By looking at PSR J0337+1715 for about six years, the paper’s authors can see whether or not that’s the case: If Einstein, and the strong equivalence principle, are right, then the inner pulsar-white dwarf pair should be stable, and the outer white dwarf’s gravity would affect them both the same. If Einstein’s wrong, then the scientists would see some kind of wobble as the neutron’s own gravity affects its orbit around the white dwarf.
Spoiler: Einstein won! He pretty much always wins.
The team saw exactly what they’d expect to see if the strong equivalence principle is right, no anomalies or weirdness, with a margin of error of only 30 meters, according to a university video explaining the findings.
This finding rules out several alternative theories, including some versions of string theory. It also confirms that our current understanding of gravity, the general theory of relativity, remains a reasonable way to understand the universe.
“Tests of this principle have a long heritage,” says Clifford M. Will in a Nature article accompanying the paper. “It is quite extraordinary that the responses of different materials to gravity should be so similar. In Einstein’s unique imagination, there was a reason: gravity is not a force that acts on all of these particles in some fantastically fine-tuned manner, but is simply an effect of space-time geometry. The constituents of matter follow universal paths in a space-time that is curved by massive bodies.”

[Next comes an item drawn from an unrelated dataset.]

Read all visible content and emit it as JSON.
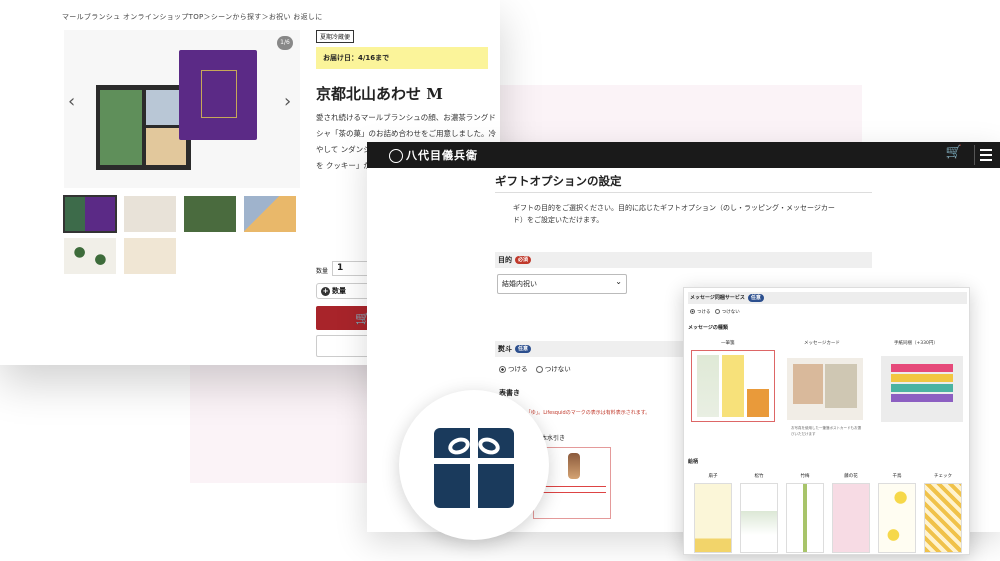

Maybe one day we’ll have to discard Einstein’s theories for something better, but for now they’re still here to stay.
This article originally appeared on Discovermagazine.com.